In order to address this, the government tabled a value added tax bill last year which proposed to tax basic goods such as wheat flour, bread and milk, which were previously exempt and already expensive for many. This proposition would put the burden of the national deficit on those who can least afford it.
And yet the government’s own estimates claim that the country loses more than $1.1bn a year to unnecessary tax breaks and tax holidays for big businesses. The International Monetary Fund itself has disproved the claim that these tax holidays increase investment – they only pull resources created by the people away from the people.
These are the kinds of policy practices that further entrench inequality, and should be tackled and challenged at the global level. Where they are being tackled instead is on the streets and in social media. Kenyans for Tax Justice, led by movements such as Unga Revolution and Bunge la Wamama, are challenging these systems. Similarly, Occupy Parliament has vowed to continue to confront MPs’ greed, despite the police violence they were confronted with during their last peaceful action.
What the world witnessed in its most splendid display in Tunisia and Egypt was the reclamation of power by the people.

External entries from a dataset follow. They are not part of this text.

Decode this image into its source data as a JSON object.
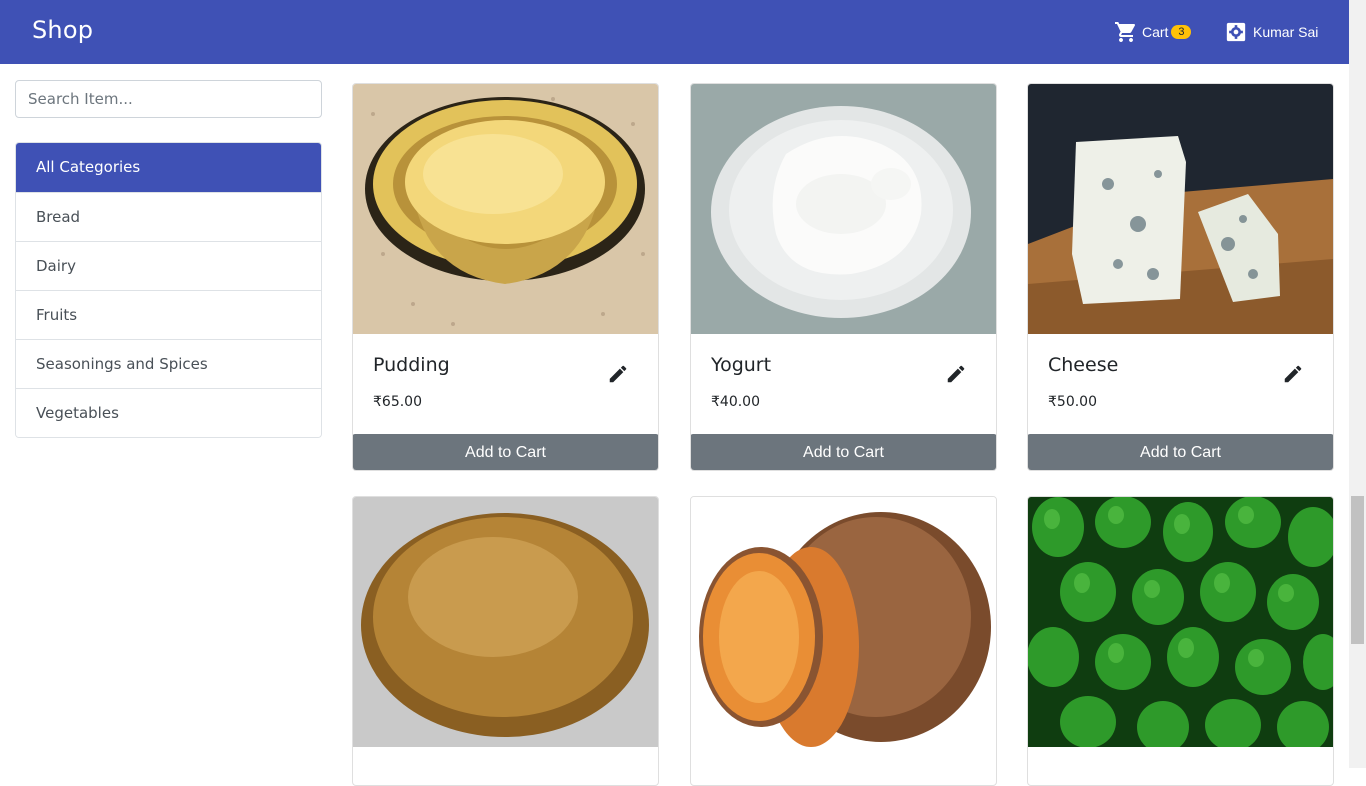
{
  "navbar": {
    "brand": "Shop",
    "cart_label": "Cart",
    "cart_count": "3",
    "user_name": "Kumar Sai",
    "color": "#3f51b5"
  },
  "sidebar": {
    "search_placeholder": "Search Item...",
    "categories": [
      {
        "label": "All Categories",
        "active": true
      },
      {
        "label": "Bread",
        "active": false
      },
      {
        "label": "Dairy",
        "active": false
      },
      {
        "label": "Fruits",
        "active": false
      },
      {
        "label": "Seasonings and Spices",
        "active": false
      },
      {
        "label": "Vegetables",
        "active": false
      }
    ]
  },
  "products": [
    {
      "name": "Pudding",
      "price": "₹65.00",
      "button": "Add to Cart",
      "image": "pudding"
    },
    {
      "name": "Yogurt",
      "price": "₹40.00",
      "button": "Add to Cart",
      "image": "yogurt"
    },
    {
      "name": "Cheese",
      "price": "₹50.00",
      "button": "Add to Cart",
      "image": "cheese"
    },
    {
      "image": "bread-bun"
    },
    {
      "image": "sweet-potato"
    },
    {
      "image": "green-peppers"
    }
  ]
}
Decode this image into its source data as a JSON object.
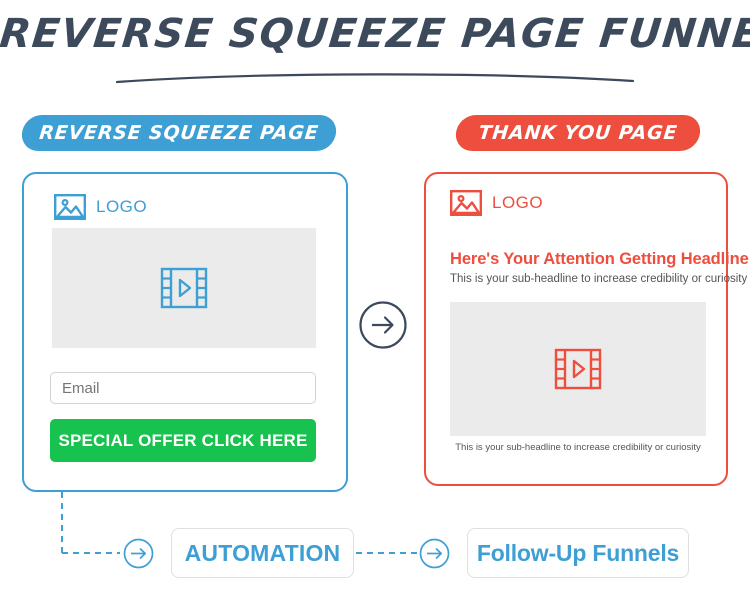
{
  "title": {
    "text": "REVERSE SQUEEZE PAGE FUNNEL"
  },
  "colors": {
    "blue": "#3e9fd4",
    "red": "#ee4e3d",
    "green": "#17c24e",
    "slate": "#3c4a5c",
    "gray_placeholder": "#ebebeb",
    "text_gray": "#555555"
  },
  "badges": {
    "reverse_squeeze": "REVERSE SQUEEZE PAGE",
    "thank_you": "THANK YOU PAGE"
  },
  "reverse_page": {
    "logo_label": "LOGO",
    "logo_icon": "image-placeholder-icon",
    "video_icon": "film-play-icon",
    "email_placeholder": "Email",
    "email_value": "",
    "cta_label": "SPECIAL OFFER CLICK HERE"
  },
  "thank_you_page": {
    "logo_label": "LOGO",
    "logo_icon": "image-placeholder-icon",
    "headline": "Here's Your Attention Getting Headline",
    "subheadline": "This is your sub-headline to increase credibility or curiosity",
    "video_icon": "film-play-icon",
    "caption": "This is your sub-headline to increase credibility or curiosity"
  },
  "center_arrow": {
    "icon": "arrow-right-circle-icon"
  },
  "flow": {
    "arrow_1_icon": "arrow-right-circle-icon",
    "automation_label": "AUTOMATION",
    "arrow_2_icon": "arrow-right-circle-icon",
    "followup_label": "Follow-Up Funnels"
  }
}
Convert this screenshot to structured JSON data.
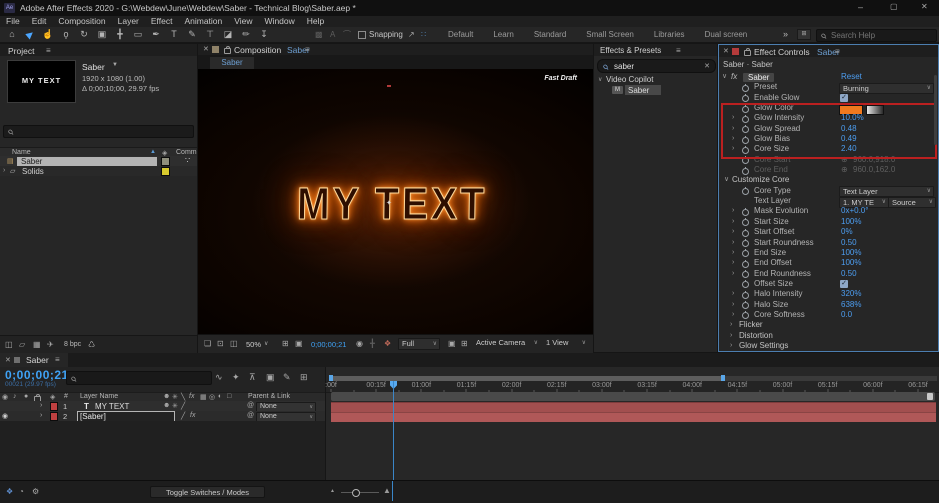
{
  "titlebar": {
    "app_badge": "Ae",
    "title": "Adobe After Effects 2020 - G:\\Webdew\\June\\Webdew\\Saber - Technical Blog\\Saber.aep *"
  },
  "menu": {
    "items": [
      "File",
      "Edit",
      "Composition",
      "Layer",
      "Effect",
      "Animation",
      "View",
      "Window",
      "Help"
    ]
  },
  "toolbar": {
    "tools": [
      {
        "name": "home-tool",
        "glyph": "⌂"
      },
      {
        "name": "selection-tool",
        "glyph": "▶",
        "active": true
      },
      {
        "name": "hand-tool",
        "glyph": "☝"
      },
      {
        "name": "zoom-tool",
        "glyph": "ϙ"
      },
      {
        "name": "rotation-tool",
        "glyph": "↻"
      },
      {
        "name": "camera-tool",
        "glyph": "▣"
      },
      {
        "name": "pan-behind-tool",
        "glyph": "╋"
      },
      {
        "name": "shape-tool",
        "glyph": "▭"
      },
      {
        "name": "pen-tool",
        "glyph": "✒"
      },
      {
        "name": "type-tool",
        "glyph": "T"
      },
      {
        "name": "brush-tool",
        "glyph": "✎"
      },
      {
        "name": "clone-stamp-tool",
        "glyph": "⊤"
      },
      {
        "name": "eraser-tool",
        "glyph": "◪"
      },
      {
        "name": "roto-brush-tool",
        "glyph": "✏"
      },
      {
        "name": "puppet-pin-tool",
        "glyph": "↧"
      }
    ],
    "snapping_label": "Snapping",
    "workspaces": [
      "Default",
      "Learn",
      "Standard",
      "Small Screen",
      "Libraries",
      "Dual screen"
    ],
    "overflow": "»",
    "search_placeholder": "Search Help"
  },
  "project": {
    "tab": "Project",
    "preview_text": "MY TEXT",
    "item_name": "Saber",
    "item_dims": "1920 x 1080 (1.00)",
    "item_duration": "Δ 0;00;10;00, 29.97 fps",
    "col_name": "Name",
    "col_comment": "Comm",
    "rows": [
      {
        "name": "Saber"
      },
      {
        "name": "Solids"
      }
    ],
    "footer_depth": "8 bpc"
  },
  "composition": {
    "tab_label": "Composition",
    "tab_comp": "Saber",
    "sub_tab": "Saber",
    "overlay_label": "Fast Draft",
    "canvas_text": "MY TEXT",
    "zoom": "50%",
    "timecode": "0;00;00;21",
    "resolution": "Full",
    "camera": "Active Camera",
    "view": "1 View"
  },
  "effects_presets": {
    "tab": "Effects & Presets",
    "search_value": "saber",
    "group": "Video Copilot",
    "item": "Saber"
  },
  "effect_controls": {
    "tab": "Effect Controls",
    "tab_comp": "Saber",
    "breadcrumb": "Saber · Saber",
    "accent_value_color": "#4c9df0",
    "glow_swatch_color": "#f0791e",
    "annotation_color": "#bb2020",
    "rows": [
      {
        "kind": "effect-header",
        "label": "Saber",
        "value": "Reset"
      },
      {
        "kind": "dropdown",
        "label": "Preset",
        "value": "Burning",
        "stopwatch": true
      },
      {
        "kind": "checkbox",
        "label": "Enable Glow",
        "checked": true,
        "stopwatch": true
      },
      {
        "kind": "color",
        "label": "Glow Color",
        "stopwatch": true
      },
      {
        "kind": "value",
        "label": "Glow Intensity",
        "value": "10.0%",
        "expander": true,
        "stopwatch": true
      },
      {
        "kind": "value",
        "label": "Glow Spread",
        "value": "0.48",
        "expander": true,
        "stopwatch": true
      },
      {
        "kind": "value",
        "label": "Glow Bias",
        "value": "0.49",
        "expander": true,
        "stopwatch": true
      },
      {
        "kind": "value",
        "label": "Core Size",
        "value": "2.40",
        "expander": true,
        "stopwatch": true
      },
      {
        "kind": "point-disabled",
        "label": "Core Start",
        "value": "960.0,918.0",
        "stopwatch": true
      },
      {
        "kind": "point-disabled",
        "label": "Core End",
        "value": "960.0,162.0",
        "stopwatch": true
      },
      {
        "kind": "group-open",
        "label": "Customize Core"
      },
      {
        "kind": "dropdown",
        "label": "Core Type",
        "value": "Text Layer",
        "stopwatch": true
      },
      {
        "kind": "dropdown2",
        "label": "Text Layer",
        "value": "1. MY TE",
        "value2": "Source"
      },
      {
        "kind": "value",
        "label": "Mask Evolution",
        "value": "0x+0.0°",
        "expander": true,
        "stopwatch": true
      },
      {
        "kind": "value",
        "label": "Start Size",
        "value": "100%",
        "expander": true,
        "stopwatch": true
      },
      {
        "kind": "value",
        "label": "Start Offset",
        "value": "0%",
        "expander": true,
        "stopwatch": true
      },
      {
        "kind": "value",
        "label": "Start Roundness",
        "value": "0.50",
        "expander": true,
        "stopwatch": true
      },
      {
        "kind": "value",
        "label": "End Size",
        "value": "100%",
        "expander": true,
        "stopwatch": true
      },
      {
        "kind": "value",
        "label": "End Offset",
        "value": "100%",
        "expander": true,
        "stopwatch": true
      },
      {
        "kind": "value",
        "label": "End Roundness",
        "value": "0.50",
        "expander": true,
        "stopwatch": true
      },
      {
        "kind": "checkbox",
        "label": "Offset Size",
        "checked": true,
        "stopwatch": true
      },
      {
        "kind": "value",
        "label": "Halo Intensity",
        "value": "320%",
        "expander": true,
        "stopwatch": true
      },
      {
        "kind": "value",
        "label": "Halo Size",
        "value": "638%",
        "expander": true,
        "stopwatch": true
      },
      {
        "kind": "value",
        "label": "Core Softness",
        "value": "0.0",
        "expander": true,
        "stopwatch": true
      },
      {
        "kind": "group-closed",
        "label": "Flicker"
      },
      {
        "kind": "group-closed",
        "label": "Distortion"
      },
      {
        "kind": "group-closed",
        "label": "Glow Settings"
      }
    ]
  },
  "timeline": {
    "tab": "Saber",
    "timecode": "0;00;00;21",
    "timecode_sub": "00021 (29.97 fps)",
    "col_hash": "#",
    "col_layer_name": "Layer Name",
    "col_parent": "Parent & Link",
    "layers": [
      {
        "num": "1",
        "type_badge": "T",
        "name": "MY TEXT",
        "parent": "None"
      },
      {
        "num": "2",
        "type_badge": "",
        "name": "[Saber]",
        "parent": "None",
        "editing": true
      }
    ],
    "ruler_ticks": [
      ":00f",
      "00:15f",
      "01:00f",
      "01:15f",
      "02:00f",
      "02:15f",
      "03:00f",
      "03:15f",
      "04:00f",
      "04:15f",
      "05:00f",
      "05:15f",
      "06:00f",
      "06:15f"
    ],
    "footer_button": "Toggle Switches / Modes"
  }
}
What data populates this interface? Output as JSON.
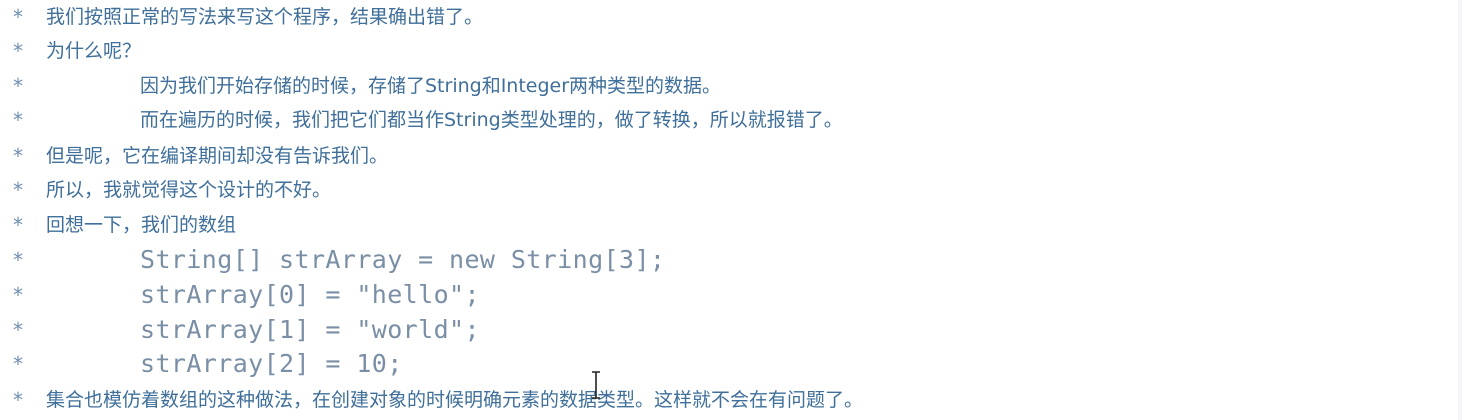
{
  "editor": {
    "lines": [
      {
        "star": "*",
        "text": "我们按照正常的写法来写这个程序，结果确出错了。"
      },
      {
        "star": "*",
        "text": "为什么呢？"
      },
      {
        "star": "*",
        "text": "因为我们开始存储的时候，存储了String和Integer两种类型的数据。"
      },
      {
        "star": "*",
        "text": "而在遍历的时候，我们把它们都当作String类型处理的，做了转换，所以就报错了。"
      },
      {
        "star": "*",
        "text": "但是呢，它在编译期间却没有告诉我们。"
      },
      {
        "star": "*",
        "text": "所以，我就觉得这个设计的不好。"
      },
      {
        "star": "*",
        "text": "回想一下，我们的数组"
      },
      {
        "star": "*",
        "text": "String[] strArray = new String[3];"
      },
      {
        "star": "*",
        "text": "strArray[0] = \"hello\";"
      },
      {
        "star": "*",
        "text": "strArray[1] = \"world\";"
      },
      {
        "star": "*",
        "text": "strArray[2] = 10;"
      },
      {
        "star": "*",
        "text": "集合也模仿着数组的这种做法，在创建对象的时候明确元素的数据类型。这样就不会在有问题了。"
      }
    ]
  },
  "cursor": {
    "icon": "text-cursor-icon"
  },
  "colors": {
    "text": "#3f6f9a",
    "code": "#7a8fa6",
    "star": "#6f8fb0",
    "background": "#ffffff"
  }
}
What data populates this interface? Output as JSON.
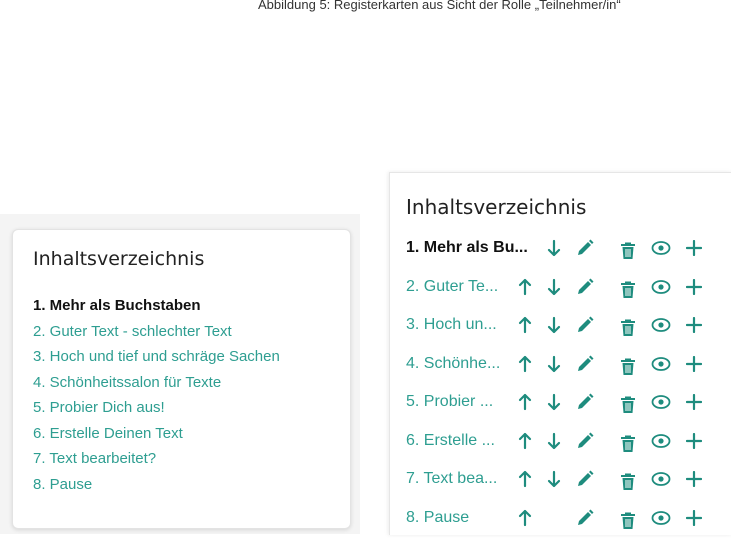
{
  "caption": "Abbildung 5: Registerkarten aus Sicht der Rolle „Teilnehmer/in“",
  "left_panel": {
    "title": "Inhaltsverzeichnis",
    "items": [
      {
        "label": "1. Mehr als Buchstaben",
        "active": true
      },
      {
        "label": "2. Guter Text - schlechter Text"
      },
      {
        "label": "3. Hoch und tief und schräge Sachen"
      },
      {
        "label": "4. Schönheitssalon für Texte"
      },
      {
        "label": "5. Probier Dich aus!"
      },
      {
        "label": "6. Erstelle Deinen Text"
      },
      {
        "label": "7. Text bearbeitet?"
      },
      {
        "label": "8. Pause"
      }
    ]
  },
  "right_panel": {
    "title": "Inhaltsverzeichnis",
    "items": [
      {
        "label": "1. Mehr als Bu...",
        "active": true,
        "up": false,
        "down": true
      },
      {
        "label": "2. Guter Te...",
        "up": true,
        "down": true
      },
      {
        "label": "3. Hoch un...",
        "up": true,
        "down": true
      },
      {
        "label": "4. Schönhe...",
        "up": true,
        "down": true
      },
      {
        "label": "5. Probier ...",
        "up": true,
        "down": true
      },
      {
        "label": "6. Erstelle ...",
        "up": true,
        "down": true
      },
      {
        "label": "7. Text bea...",
        "up": true,
        "down": true
      },
      {
        "label": "8. Pause",
        "up": true,
        "down": false
      }
    ],
    "icons": [
      "arrow-up-icon",
      "arrow-down-icon",
      "pencil-icon",
      "trash-icon",
      "eye-icon",
      "plus-icon"
    ]
  },
  "colors": {
    "accent": "#2e9e91",
    "icon": "#1e8c7e",
    "active_text": "#111111"
  }
}
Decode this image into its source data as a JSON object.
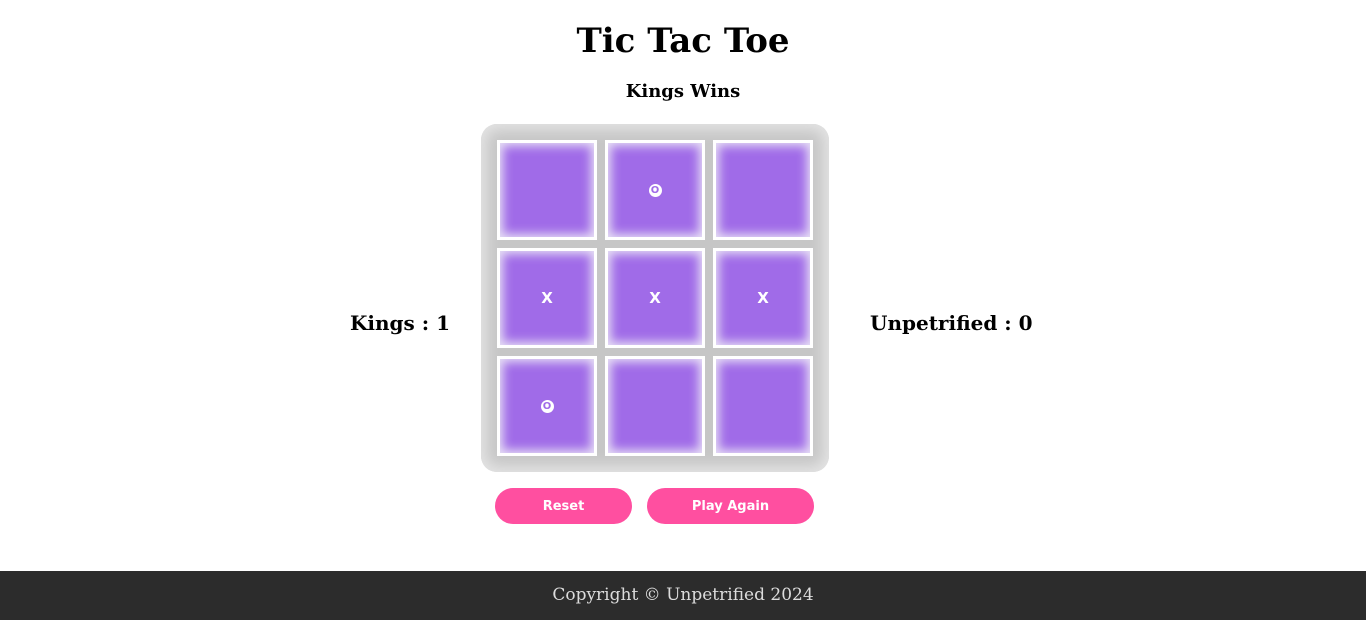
{
  "header": {
    "title": "Tic Tac Toe",
    "status": "Kings Wins"
  },
  "scores": {
    "left": "Kings : 1",
    "right": "Unpetrified : 0"
  },
  "board": {
    "cells": [
      "",
      "O",
      "",
      "X",
      "X",
      "X",
      "O",
      "",
      ""
    ]
  },
  "buttons": {
    "reset": "Reset",
    "play_again": "Play Again"
  },
  "footer": {
    "text": "Copyright © Unpetrified 2024"
  },
  "colors": {
    "cell": "#a06be8",
    "board": "#c6c6c6",
    "button": "#ff4fa0",
    "footer_bg": "#2c2c2c"
  },
  "icons": {
    "X": "x-mark-icon",
    "O": "o-mark-icon"
  }
}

These movements are growing and articulating alternative paradigms to the status quo. Ideologies are divergent: in Greece, for instance, the fascist right has gained as much ground from the explosion of capitalist contradictions as the socialist left. More interesting are the experiments with thought and practice that go beyond left and right, capitalist and socialist, south and north dichotomies and attempt to define a just vision of the future.
President Thomas Sankara of Burkina Faso once said: “You cannot carry out fundamental change without a certain amount of madness. In this case, it comes from nonconformity, the courage to turn your back on the old formulas, the courage to invent the future.”
It is the courage that the protesters in Kenya are carrying, the courage of the indigenous peoples in Ecuador, the courage of the women in Spain, the courage of the farmers in Madagascar, the courage of the miners in South Africa. The solution is unlikely to come from reformed development, but from the new futures and decolonised economies these movements are creating.
Hakima Abbas is a political scientist, policy analyst and activist. Her work as a trainer, strategist and researcher, has focused on strengthening and supporting movements for change in Africa and the Middle East. She is a board member and adviser to several global philanthropic and civil society initiatives.
Follow her on Twitter: @HakimaAbbas